The bill was passed in a vote in the House. It goes to the Senate next.

May 20, 2010
 
Passed Senate with Changes

The Senate passed the bill with changes not in the House version and sent it back to the House to approve the changes.

May 27, 2010
 
Text Published

Updated bill text was published as of Public Print.

Jun 30, 2010
 
Conference Report Agreed to by House

A conference committee was formed, comprising members of both the House and Senate, to resolve the differences in how each chamber passed the bill. The House approved the committee's report proposing the final form of the bill for consideration in both chambers. The Senate must also approve the conference report.

Jul 15, 2010
 
Conference Report Agreed to by Senate

The bill was passed by both chambers in identical form. It goes to the President next who may sign or veto the bill.

Jul 21, 2010
 
Enacted — Signed by the President

The President signed the bill and it became law.

This page is about a bill in the United States Congress. A bill must be passed by both the House and Senate in identical form and then be signed by the President to become law.

Links & tools

Primary Source

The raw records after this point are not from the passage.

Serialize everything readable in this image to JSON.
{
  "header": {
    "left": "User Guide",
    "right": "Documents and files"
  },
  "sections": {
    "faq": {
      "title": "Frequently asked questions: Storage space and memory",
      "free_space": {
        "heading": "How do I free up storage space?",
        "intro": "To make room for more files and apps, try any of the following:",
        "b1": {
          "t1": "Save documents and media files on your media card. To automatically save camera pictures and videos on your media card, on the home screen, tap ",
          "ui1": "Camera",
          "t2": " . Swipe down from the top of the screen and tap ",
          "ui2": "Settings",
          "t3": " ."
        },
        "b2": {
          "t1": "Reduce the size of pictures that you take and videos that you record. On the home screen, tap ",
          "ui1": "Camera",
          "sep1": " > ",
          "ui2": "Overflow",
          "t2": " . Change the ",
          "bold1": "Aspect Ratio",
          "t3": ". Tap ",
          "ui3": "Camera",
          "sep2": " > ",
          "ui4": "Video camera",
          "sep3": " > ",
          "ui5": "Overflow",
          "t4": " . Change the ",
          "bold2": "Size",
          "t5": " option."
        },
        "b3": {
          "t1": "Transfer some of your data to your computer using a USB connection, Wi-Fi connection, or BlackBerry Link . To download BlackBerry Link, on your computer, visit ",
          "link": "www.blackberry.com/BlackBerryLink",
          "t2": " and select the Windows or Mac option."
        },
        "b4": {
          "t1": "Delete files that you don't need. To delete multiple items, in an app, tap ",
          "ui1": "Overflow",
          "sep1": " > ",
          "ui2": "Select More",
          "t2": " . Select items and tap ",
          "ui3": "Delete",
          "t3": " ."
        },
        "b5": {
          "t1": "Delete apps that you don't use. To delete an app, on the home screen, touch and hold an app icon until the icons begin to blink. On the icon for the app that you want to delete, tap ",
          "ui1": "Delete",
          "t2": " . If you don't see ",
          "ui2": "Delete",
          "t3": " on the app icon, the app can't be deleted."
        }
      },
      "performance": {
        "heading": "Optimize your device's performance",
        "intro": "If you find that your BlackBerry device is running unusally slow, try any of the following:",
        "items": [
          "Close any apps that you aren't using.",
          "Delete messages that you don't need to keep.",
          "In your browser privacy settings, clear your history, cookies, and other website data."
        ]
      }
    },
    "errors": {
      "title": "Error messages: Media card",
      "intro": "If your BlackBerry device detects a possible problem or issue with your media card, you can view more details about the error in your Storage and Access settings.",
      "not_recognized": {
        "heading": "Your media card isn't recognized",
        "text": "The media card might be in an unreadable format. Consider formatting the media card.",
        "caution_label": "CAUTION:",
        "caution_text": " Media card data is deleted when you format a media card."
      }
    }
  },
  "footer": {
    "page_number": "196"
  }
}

Congress.gov

Congress.gov is updated generally one day after events occur. Legislative activity since the last update may not be reflected on GovTrack. Data via congress project.

Citation

Click a format for a citation suggestion: